Waste Dive – March 9th, 2017
By Cole Rosengren
Striking a balance when it comes to the equitable siting of waste facilities is hard for any city. New York knows this better than most.
A recent report from the New York City Council on proposed updates to the city’s “Fair Share” siting criteria for municipal facilities calls the current waste transfer station situation “one of the most egregious examples of inequitable distribution.” …
Neil Seldman, director of the Institute for Local Self-Reliance’s Waste to Wealth Initiative, cited Washington, D.C. as an example. After ongoing public pressure during the late 1990s and early 2000s, the city led an effort to close multiple private transfer stations in exchange for offering haulers low rates to use two centralized municipal facilities.
Seldman said the best way to handle similar situations in other cities is open communication. Whenever new facilities are sited they should be a reasonable distance away from residential areas and also employ as many local residents as possible.

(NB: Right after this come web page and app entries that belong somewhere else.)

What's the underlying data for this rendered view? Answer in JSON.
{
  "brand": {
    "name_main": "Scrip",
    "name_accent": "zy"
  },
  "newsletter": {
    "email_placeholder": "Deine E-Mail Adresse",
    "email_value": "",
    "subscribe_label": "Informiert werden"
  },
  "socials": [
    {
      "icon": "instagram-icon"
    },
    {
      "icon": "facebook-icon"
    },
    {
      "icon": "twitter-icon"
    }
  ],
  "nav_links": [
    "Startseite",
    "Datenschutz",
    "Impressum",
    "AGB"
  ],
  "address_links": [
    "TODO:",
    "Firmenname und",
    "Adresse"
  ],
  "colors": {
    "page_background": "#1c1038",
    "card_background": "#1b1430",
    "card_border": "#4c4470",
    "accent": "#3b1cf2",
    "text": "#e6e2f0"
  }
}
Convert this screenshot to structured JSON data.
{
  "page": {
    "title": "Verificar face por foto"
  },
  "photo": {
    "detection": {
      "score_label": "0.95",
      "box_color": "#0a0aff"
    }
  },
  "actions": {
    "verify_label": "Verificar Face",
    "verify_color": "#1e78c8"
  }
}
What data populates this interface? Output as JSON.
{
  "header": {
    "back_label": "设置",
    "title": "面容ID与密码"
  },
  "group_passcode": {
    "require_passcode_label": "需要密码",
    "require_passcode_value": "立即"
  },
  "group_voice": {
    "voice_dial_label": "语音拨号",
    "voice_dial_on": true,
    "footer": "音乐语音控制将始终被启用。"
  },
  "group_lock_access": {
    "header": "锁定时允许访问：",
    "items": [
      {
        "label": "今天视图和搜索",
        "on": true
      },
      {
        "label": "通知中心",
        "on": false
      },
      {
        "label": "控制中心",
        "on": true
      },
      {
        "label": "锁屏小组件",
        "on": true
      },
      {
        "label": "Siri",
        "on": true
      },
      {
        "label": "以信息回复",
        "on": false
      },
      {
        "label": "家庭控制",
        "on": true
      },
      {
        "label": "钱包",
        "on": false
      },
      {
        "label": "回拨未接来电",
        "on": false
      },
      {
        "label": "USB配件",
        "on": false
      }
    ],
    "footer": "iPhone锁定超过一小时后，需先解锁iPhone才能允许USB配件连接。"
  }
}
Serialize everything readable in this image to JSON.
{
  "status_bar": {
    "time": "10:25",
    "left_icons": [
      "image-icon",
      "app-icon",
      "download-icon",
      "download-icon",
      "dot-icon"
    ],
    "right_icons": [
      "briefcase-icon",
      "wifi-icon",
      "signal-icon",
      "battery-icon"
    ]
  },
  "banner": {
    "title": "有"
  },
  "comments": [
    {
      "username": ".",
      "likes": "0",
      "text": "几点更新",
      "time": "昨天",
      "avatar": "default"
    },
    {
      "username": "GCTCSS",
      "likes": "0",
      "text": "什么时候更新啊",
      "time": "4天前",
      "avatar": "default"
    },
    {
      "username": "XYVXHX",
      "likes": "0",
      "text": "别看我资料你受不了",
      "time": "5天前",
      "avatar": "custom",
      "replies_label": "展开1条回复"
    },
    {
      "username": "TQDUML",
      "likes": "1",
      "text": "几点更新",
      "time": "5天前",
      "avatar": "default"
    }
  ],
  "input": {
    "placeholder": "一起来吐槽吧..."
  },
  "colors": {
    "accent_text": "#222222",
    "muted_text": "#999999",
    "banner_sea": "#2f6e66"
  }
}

“The company that’s building or the city that’s building the facility has to have a good faith effort to work with the community,” said Seldman. “Citizens will accept these facilities with I would consider modest guidelines to protect their interests.”